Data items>
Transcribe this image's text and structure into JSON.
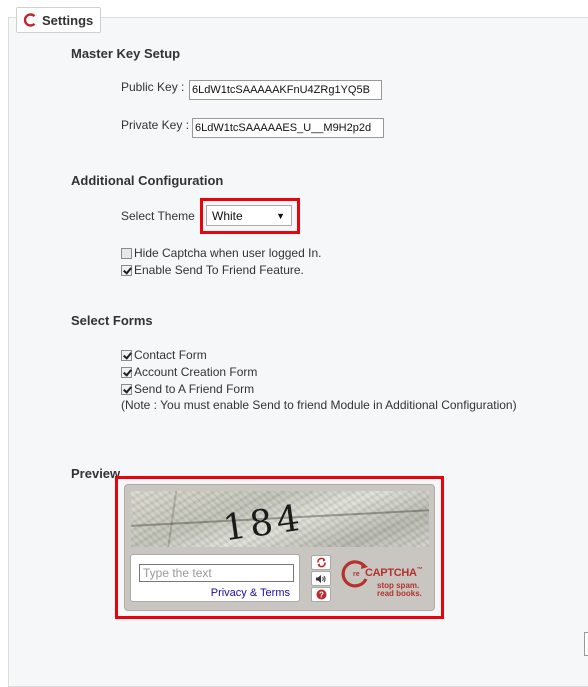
{
  "settings_title": "Settings",
  "master_key": {
    "heading": "Master Key Setup",
    "public_label": "Public Key :",
    "public_value": "6LdW1tcSAAAAAKFnU4ZRg1YQ5B",
    "private_label": "Private Key :",
    "private_value": "6LdW1tcSAAAAAES_U__M9H2p2d"
  },
  "additional": {
    "heading": "Additional Configuration",
    "theme_label": "Select Theme",
    "theme_value": "White",
    "options": [
      {
        "label": "Hide Captcha when user logged In.",
        "checked": false
      },
      {
        "label": "Enable Send To Friend Feature.",
        "checked": true
      }
    ]
  },
  "forms": {
    "heading": "Select Forms",
    "items": [
      {
        "label": "Contact Form",
        "checked": true
      },
      {
        "label": "Account Creation Form",
        "checked": true
      },
      {
        "label": "Send to A Friend Form",
        "checked": true
      }
    ],
    "note": "(Note : You must enable Send to friend Module in Additional Configuration)"
  },
  "preview": {
    "heading": "Preview",
    "captcha_word": "184",
    "input_placeholder": "Type the text",
    "privacy_link": "Privacy & Terms",
    "logo_re": "re",
    "logo_name": "CAPTCHA",
    "logo_tm": "™",
    "tagline_1": "stop spam.",
    "tagline_2": "read books."
  },
  "colors": {
    "highlight": "#e8040c",
    "recaptcha_red": "#b4322b",
    "link": "#1a0dab"
  },
  "icons": [
    "settings-logo-icon",
    "refresh-icon",
    "audio-icon",
    "help-icon",
    "dropdown-arrow-icon"
  ]
}
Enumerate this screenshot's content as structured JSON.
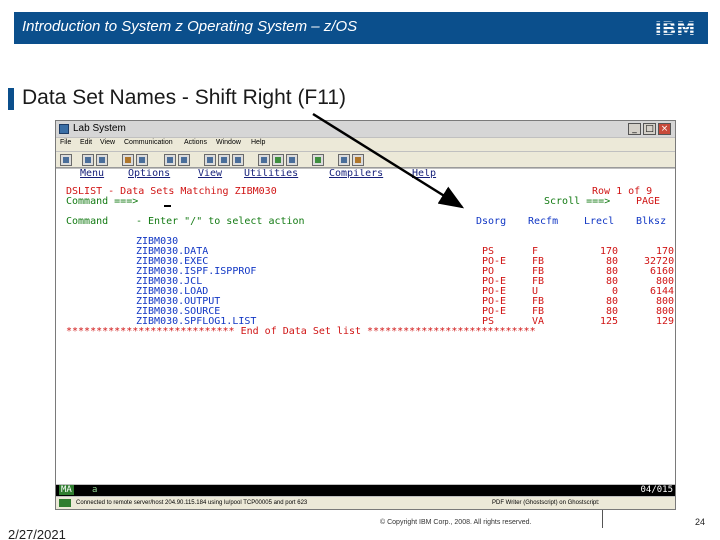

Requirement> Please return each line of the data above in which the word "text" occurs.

Task solution>
Transcribe this image's text and structure into JSON.
    "input_placeholder": "Type the text",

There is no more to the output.